Jacquie Shaw, from the National Museum of the Royal Navy, believed interest in the city’s naval history was growing. ‘We had a record-breaking year last year with over 950,000 visitors to the dockyards,’ she said.
‘Although we don’t record the number of foreign visitors we have definitely seen a rise in visitors from other countries. We work hard to raise our national and international profile, for example appearing in television documentaries. People are intrigued by what they see.
‘I think we will most definitely keep attracting visitors. Portsmouth should rightly be proud of its strong naval heritage.’
The figures are provided by the Office for National Statistics.

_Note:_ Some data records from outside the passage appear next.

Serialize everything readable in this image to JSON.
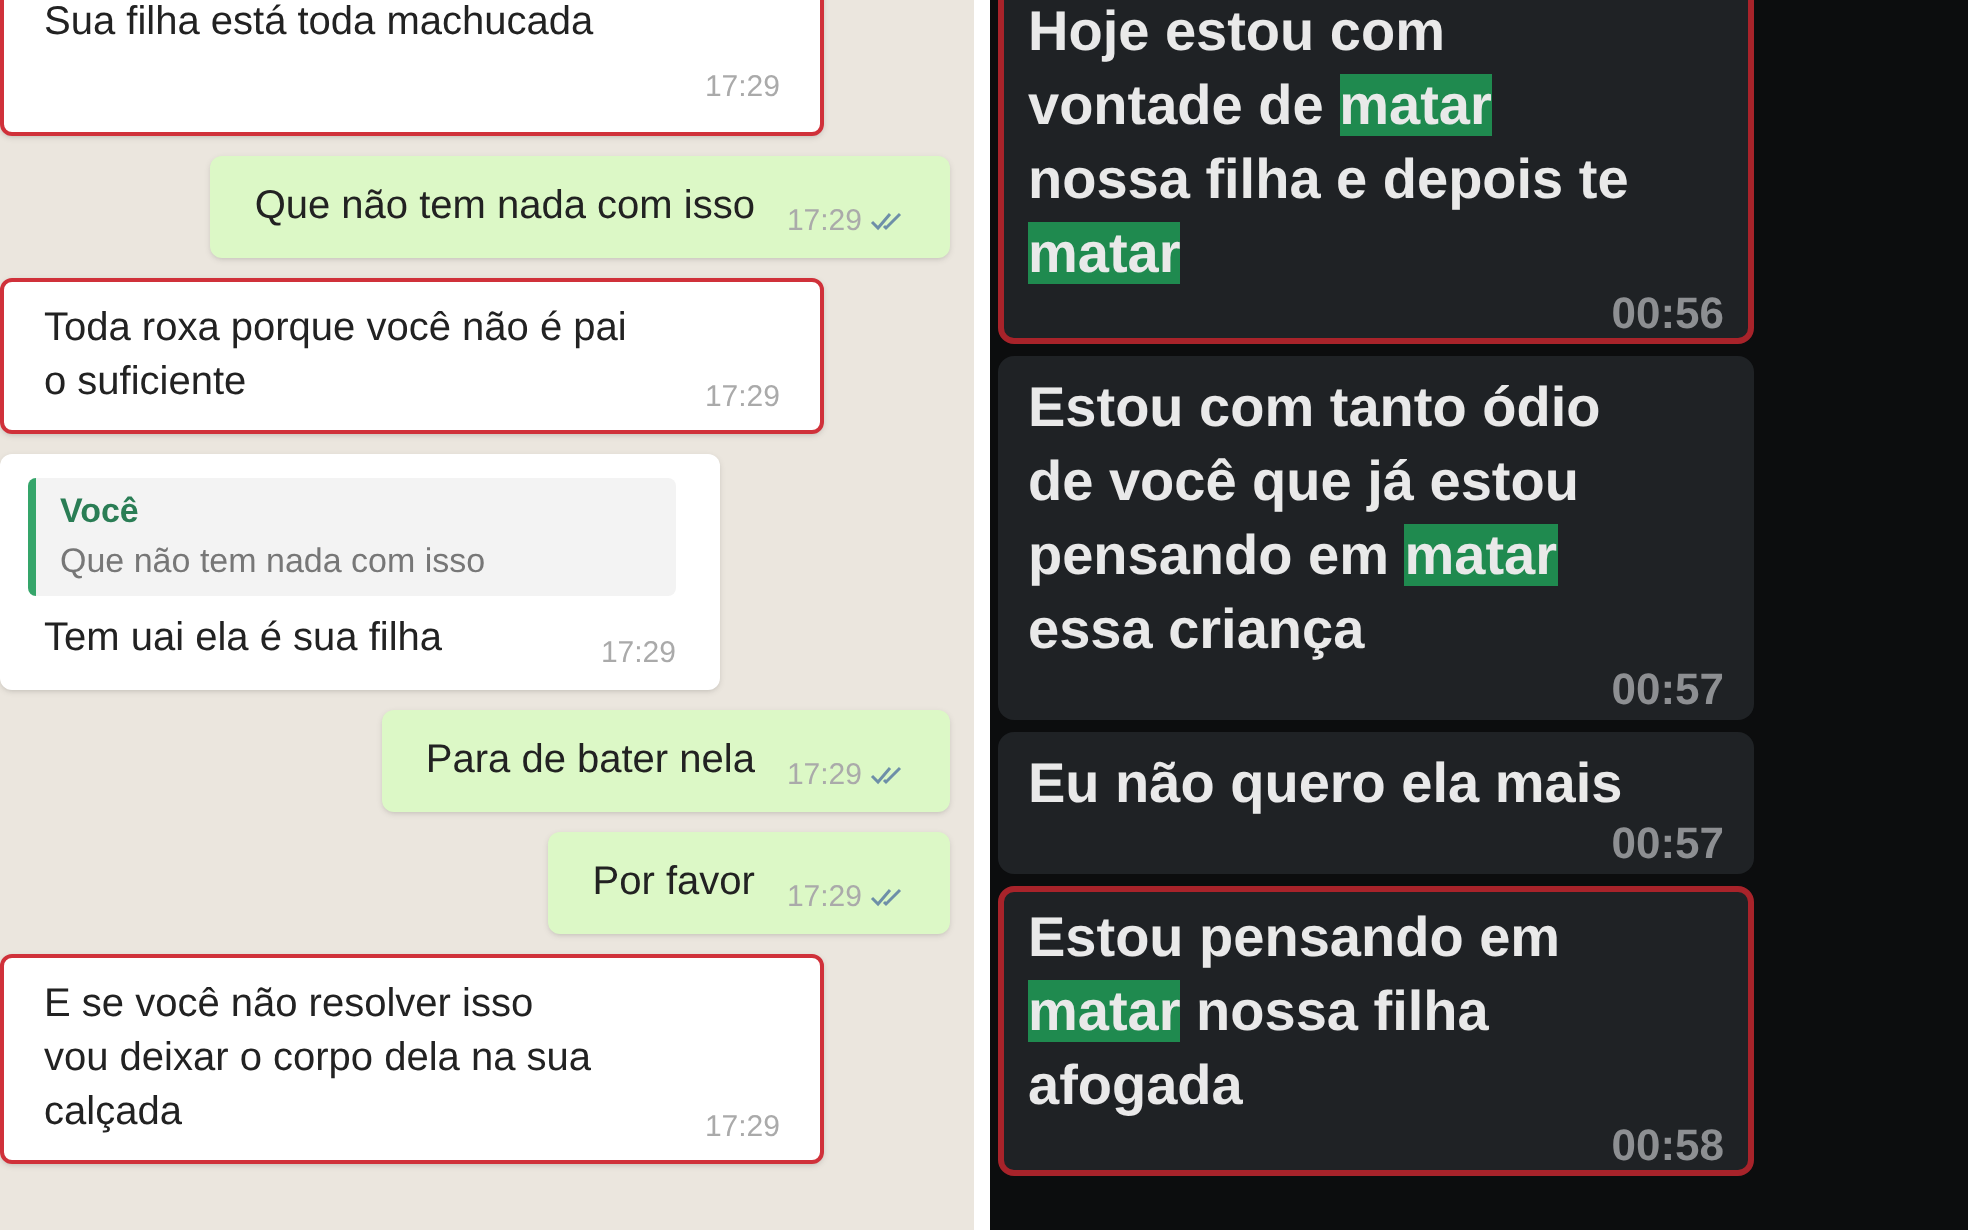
{
  "left_chat": {
    "messages": [
      {
        "kind": "incoming",
        "flagged": true,
        "lines": [
          "Sua filha está toda machucada"
        ],
        "time": "17:29"
      },
      {
        "kind": "outgoing",
        "flagged": false,
        "lines": [
          "Que não tem nada com isso"
        ],
        "time": "17:29",
        "read": true
      },
      {
        "kind": "incoming",
        "flagged": true,
        "lines": [
          "Toda roxa porque você não é pai",
          "o suficiente"
        ],
        "time": "17:29"
      },
      {
        "kind": "incoming",
        "flagged": false,
        "quote": {
          "author": "Você",
          "text": "Que não tem nada com isso"
        },
        "lines": [
          "Tem uai ela é sua filha"
        ],
        "time": "17:29"
      },
      {
        "kind": "outgoing",
        "flagged": false,
        "lines": [
          "Para de bater nela"
        ],
        "time": "17:29",
        "read": true
      },
      {
        "kind": "outgoing",
        "flagged": false,
        "lines": [
          "Por favor"
        ],
        "time": "17:29",
        "read": true
      },
      {
        "kind": "incoming",
        "flagged": true,
        "lines": [
          "E se você não resolver isso",
          "vou deixar o corpo dela na sua",
          "calçada"
        ],
        "time": "17:29"
      }
    ]
  },
  "right_chat": {
    "messages": [
      {
        "flagged": true,
        "lines": [
          [
            {
              "text": "Hoje estou com",
              "highlighted": false
            }
          ],
          [
            {
              "text": "vontade de ",
              "highlighted": false
            },
            {
              "text": "matar",
              "highlighted": true
            }
          ],
          [
            {
              "text": "nossa filha e depois te",
              "highlighted": false
            }
          ],
          [
            {
              "text": "matar",
              "highlighted": true
            }
          ]
        ],
        "time": "00:56"
      },
      {
        "flagged": false,
        "lines": [
          [
            {
              "text": "Estou com tanto ódio",
              "highlighted": false
            }
          ],
          [
            {
              "text": "de você que já estou",
              "highlighted": false
            }
          ],
          [
            {
              "text": "pensando em ",
              "highlighted": false
            },
            {
              "text": "matar",
              "highlighted": true
            }
          ],
          [
            {
              "text": "essa criança",
              "highlighted": false
            }
          ]
        ],
        "time": "00:57"
      },
      {
        "flagged": false,
        "lines": [
          [
            {
              "text": "Eu não quero ela mais",
              "highlighted": false
            }
          ]
        ],
        "time": "00:57"
      },
      {
        "flagged": true,
        "lines": [
          [
            {
              "text": "Estou pensando em",
              "highlighted": false
            }
          ],
          [
            {
              "text": "matar",
              "highlighted": true
            },
            {
              "text": " nossa filha",
              "highlighted": false
            }
          ],
          [
            {
              "text": "afogada",
              "highlighted": false
            }
          ]
        ],
        "time": "00:58"
      }
    ]
  }
}
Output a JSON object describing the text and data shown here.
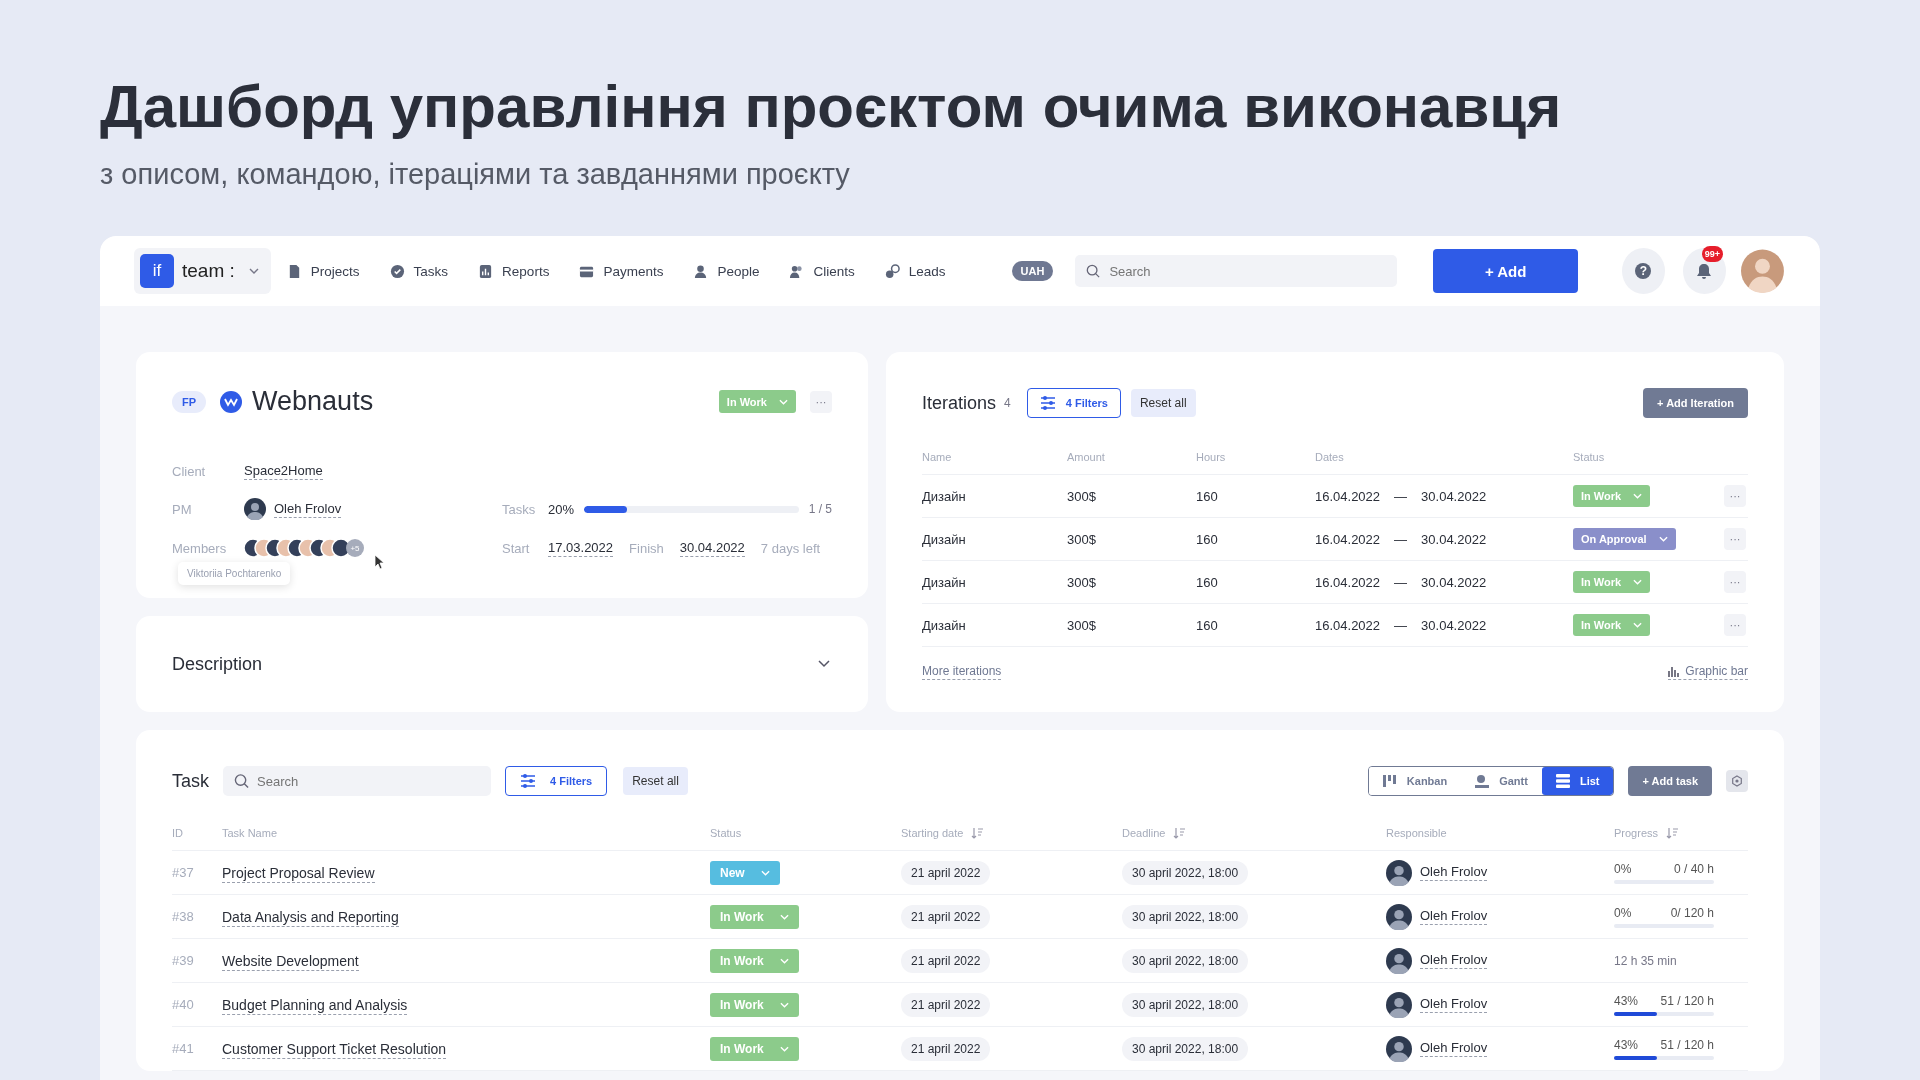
{
  "heading": "Дашборд управління проєктом очима виконавця",
  "subheading": "з описом, командою, ітераціями та завданнями проєкту",
  "nav": {
    "logo": "if",
    "team": "team :",
    "items": [
      {
        "label": "Projects",
        "kind": "file"
      },
      {
        "label": "Tasks",
        "kind": "check"
      },
      {
        "label": "Reports",
        "kind": "chart"
      },
      {
        "label": "Payments",
        "kind": "card"
      },
      {
        "label": "People",
        "kind": "person"
      },
      {
        "label": "Clients",
        "kind": "people"
      },
      {
        "label": "Leads",
        "kind": "leads"
      }
    ],
    "currency": "UAH",
    "search_placeholder": "Search",
    "add": "+ Add",
    "help": "?",
    "badge": "99+"
  },
  "project": {
    "badge": "FP",
    "name": "Webnauts",
    "status": {
      "label": "In Work",
      "kind": "in_work"
    },
    "more": "···",
    "client_label": "Client",
    "client": "Space2Home",
    "pm_label": "PM",
    "pm": "Oleh Frolov",
    "members_label": "Members",
    "members_more": "+5",
    "tooltip": "Viktoriia Pochtarenko",
    "tasks_label": "Tasks",
    "tasks_pct": "20%",
    "level": 0.2,
    "tasks_count": "1 / 5",
    "start_label": "Start",
    "start": "17.03.2022",
    "finish_label": "Finish",
    "finish": "30.04.2022",
    "days_left": "7 days left"
  },
  "description": {
    "title": "Description"
  },
  "iterations": {
    "title": "Iterations",
    "count": "4",
    "filters": "4 Filters",
    "reset": "Reset all",
    "add": "+ Add Iteration",
    "columns": [
      "Name",
      "Amount",
      "Hours",
      "Dates",
      "Status"
    ],
    "rows": [
      {
        "name": "Дизайн",
        "amount": "300$",
        "hours": "160",
        "start": "16.04.2022",
        "dash": "—",
        "end": "30.04.2022",
        "status": {
          "label": "In Work",
          "kind": "in_work"
        }
      },
      {
        "name": "Дизайн",
        "amount": "300$",
        "hours": "160",
        "start": "16.04.2022",
        "dash": "—",
        "end": "30.04.2022",
        "status": {
          "label": "On Approval",
          "kind": "on_approval"
        }
      },
      {
        "name": "Дизайн",
        "amount": "300$",
        "hours": "160",
        "start": "16.04.2022",
        "dash": "—",
        "end": "30.04.2022",
        "status": {
          "label": "In Work",
          "kind": "in_work"
        }
      },
      {
        "name": "Дизайн",
        "amount": "300$",
        "hours": "160",
        "start": "16.04.2022",
        "dash": "—",
        "end": "30.04.2022",
        "status": {
          "label": "In Work",
          "kind": "in_work"
        }
      }
    ],
    "row_more": "···",
    "more": "More iterations",
    "graphic": "Graphic bar"
  },
  "tasks": {
    "title": "Task",
    "search_placeholder": "Search",
    "filters": "4 Filters",
    "reset": "Reset all",
    "views": [
      {
        "label": "Kanban",
        "kind": "kanban",
        "selected": false
      },
      {
        "label": "Gantt",
        "kind": "gantt",
        "selected": false
      },
      {
        "label": "List",
        "kind": "list",
        "selected": true
      }
    ],
    "add": "+ Add task",
    "columns": [
      {
        "label": "ID",
        "sortable": false
      },
      {
        "label": "Task Name",
        "sortable": false
      },
      {
        "label": "Status",
        "sortable": false
      },
      {
        "label": "Starting date",
        "sortable": true
      },
      {
        "label": "Deadline",
        "sortable": true
      },
      {
        "label": "Responsible",
        "sortable": false
      },
      {
        "label": "Progress",
        "sortable": true
      }
    ],
    "rows": [
      {
        "id": "#37",
        "name": "Project Proposal Review",
        "status": {
          "label": "New",
          "kind": "new"
        },
        "start": "21 april 2022",
        "deadline": "30 april 2022, 18:00",
        "responsible": "Oleh Frolov",
        "progress": {
          "kind": "bar",
          "pct": "0%",
          "hours": "0 / 40 h",
          "level": 0
        }
      },
      {
        "id": "#38",
        "name": "Data Analysis and Reporting",
        "status": {
          "label": "In Work",
          "kind": "in_work"
        },
        "start": "21 april 2022",
        "deadline": "30 april 2022, 18:00",
        "responsible": "Oleh Frolov",
        "progress": {
          "kind": "bar",
          "pct": "0%",
          "hours": "0/ 120 h",
          "level": 0
        }
      },
      {
        "id": "#39",
        "name": "Website Development",
        "status": {
          "label": "In Work",
          "kind": "in_work"
        },
        "start": "21 april 2022",
        "deadline": "30 april 2022, 18:00",
        "responsible": "Oleh Frolov",
        "progress": {
          "kind": "time",
          "text": "12 h 35 min"
        }
      },
      {
        "id": "#40",
        "name": "Budget Planning and Analysis",
        "status": {
          "label": "In Work",
          "kind": "in_work"
        },
        "start": "21 april 2022",
        "deadline": "30 april 2022, 18:00",
        "responsible": "Oleh Frolov",
        "progress": {
          "kind": "bar",
          "pct": "43%",
          "hours": "51 / 120 h",
          "level": 0.43
        }
      },
      {
        "id": "#41",
        "name": "Customer Support Ticket Resolution",
        "status": {
          "label": "In Work",
          "kind": "in_work"
        },
        "start": "21 april 2022",
        "deadline": "30 april 2022, 18:00",
        "responsible": "Oleh Frolov",
        "progress": {
          "kind": "bar",
          "pct": "43%",
          "hours": "51 / 120 h",
          "level": 0.43
        }
      }
    ]
  }
}
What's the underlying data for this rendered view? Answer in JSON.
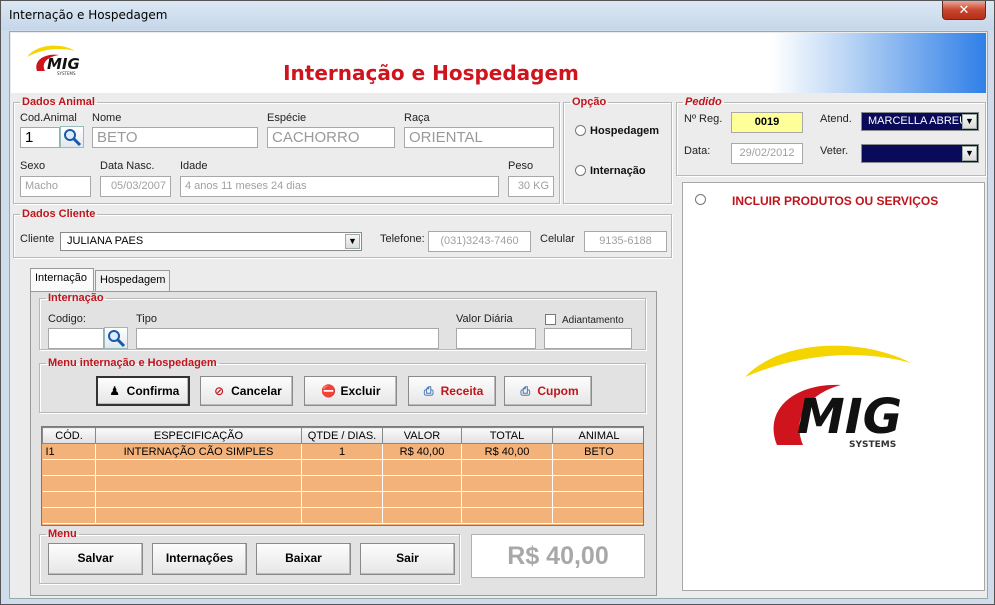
{
  "window": {
    "title": "Internação e Hospedagem",
    "close_glyph": "✕"
  },
  "header": {
    "title": "Internação e Hospedagem",
    "logo_text": "MIG",
    "logo_sub": "SYSTEMS"
  },
  "animal": {
    "legend": "Dados Animal",
    "cod_label": "Cod.Animal",
    "cod_value": "1",
    "nome_label": "Nome",
    "nome_value": "BETO",
    "especie_label": "Espécie",
    "especie_value": "CACHORRO",
    "raca_label": "Raça",
    "raca_value": "ORIENTAL",
    "sexo_label": "Sexo",
    "sexo_value": "Macho",
    "nasc_label": "Data Nasc.",
    "nasc_value": "05/03/2007",
    "idade_label": "Idade",
    "idade_value": "4 anos 11 meses 24 dias",
    "peso_label": "Peso",
    "peso_value": "30 KG"
  },
  "opcao": {
    "legend": "Opção",
    "hospedagem": "Hospedagem",
    "internacao": "Internação"
  },
  "pedido": {
    "legend": "Pedido",
    "nreg_label": "Nº Reg.",
    "nreg_value": "0019",
    "atend_label": "Atend.",
    "atend_value": "MARCELLA ABREU",
    "data_label": "Data:",
    "data_value": "29/02/2012",
    "veter_label": "Veter.",
    "veter_value": ""
  },
  "cliente": {
    "legend": "Dados Cliente",
    "cliente_label": "Cliente",
    "cliente_value": "JULIANA PAES",
    "telefone_label": "Telefone:",
    "telefone_value": "(031)3243-7460",
    "celular_label": "Celular",
    "celular_value": "9135-6188"
  },
  "tabs": [
    {
      "label": "Internação"
    },
    {
      "label": "Hospedagem"
    }
  ],
  "internacao": {
    "legend": "Internação",
    "codigo_label": "Codigo:",
    "codigo_value": "",
    "tipo_label": "Tipo",
    "tipo_value": "",
    "valor_label": "Valor Diária",
    "valor_value": "",
    "adiant_label": "Adiantamento",
    "adiant_value": ""
  },
  "menu_int": {
    "legend": "Menu internação e Hospedagem",
    "confirma": "Confirma",
    "cancelar": "Cancelar",
    "excluir": "Excluir",
    "receita": "Receita",
    "cupom": "Cupom"
  },
  "table": {
    "headers": [
      "CÓD.",
      "ESPECIFICAÇÃO",
      "QTDE / DIAS.",
      "VALOR",
      "TOTAL",
      "ANIMAL"
    ],
    "rows": [
      [
        "I1",
        "INTERNAÇÃO CÃO SIMPLES",
        "1",
        "R$ 40,00",
        "R$ 40,00",
        "BETO"
      ]
    ]
  },
  "menu": {
    "legend": "Menu",
    "salvar": "Salvar",
    "internacoes": "Internações",
    "baixar": "Baixar",
    "sair": "Sair"
  },
  "total": "R$ 40,00",
  "right_panel": {
    "incluir_label": "INCLUIR PRODUTOS OU SERVIÇOS",
    "logo_text": "MIG",
    "logo_sub": "SYSTEMS"
  },
  "colors": {
    "accent_red": "#c0141c",
    "grid_orange": "#f3b27a",
    "nreg_yellow": "#ffff99",
    "combo_navy": "#0a0a5a"
  },
  "icons": [
    "search-icon",
    "people-icon",
    "cancel-icon",
    "delete-icon",
    "printer-icon",
    "logo-swoosh"
  ]
}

Cllr Nigel Smith, chief executive officer of Tourism South East, said: ‘Since the EU referendum in 2016 there has been a short-term positive impact due to the drop in the exchange rate which has made Britain cheaper to overseas visitors and overseas holidays more expensive to the British increasing the “staycation” effect. In the south east, we have seen record numbers of visitors each year since the vote from overseas especially from Europe, the USA and China although this has been part of a longer term trend since the London Olympics in 2012.
‘However, there are concerns about the impact of Brexit, mainly centred around the loss of overseas labour from the EU which is prevalent in the hospitality sector and already evident, and the uncertainty on freedom to travel, aviation agreements and border and visa controls which may make Britain appear less welcoming or slow down entry into the country.’
Cllr Pitt added: ‘It will be a challenge to make sure tourism in Portsmouth continues to grow if things don’t work out the way we want them to with the free flow of people coming in after Brexit.
‘This is something we are looking at and of course we are working with Portsmouth International Port as well.’
Statistics from Tourism South East also showed that Portsmouth benefits from rising numbers of UK visitors and day trips.
In 2015 more than 9m people from both the UK and overseas visited the city, a 16 per cent increase since 2008.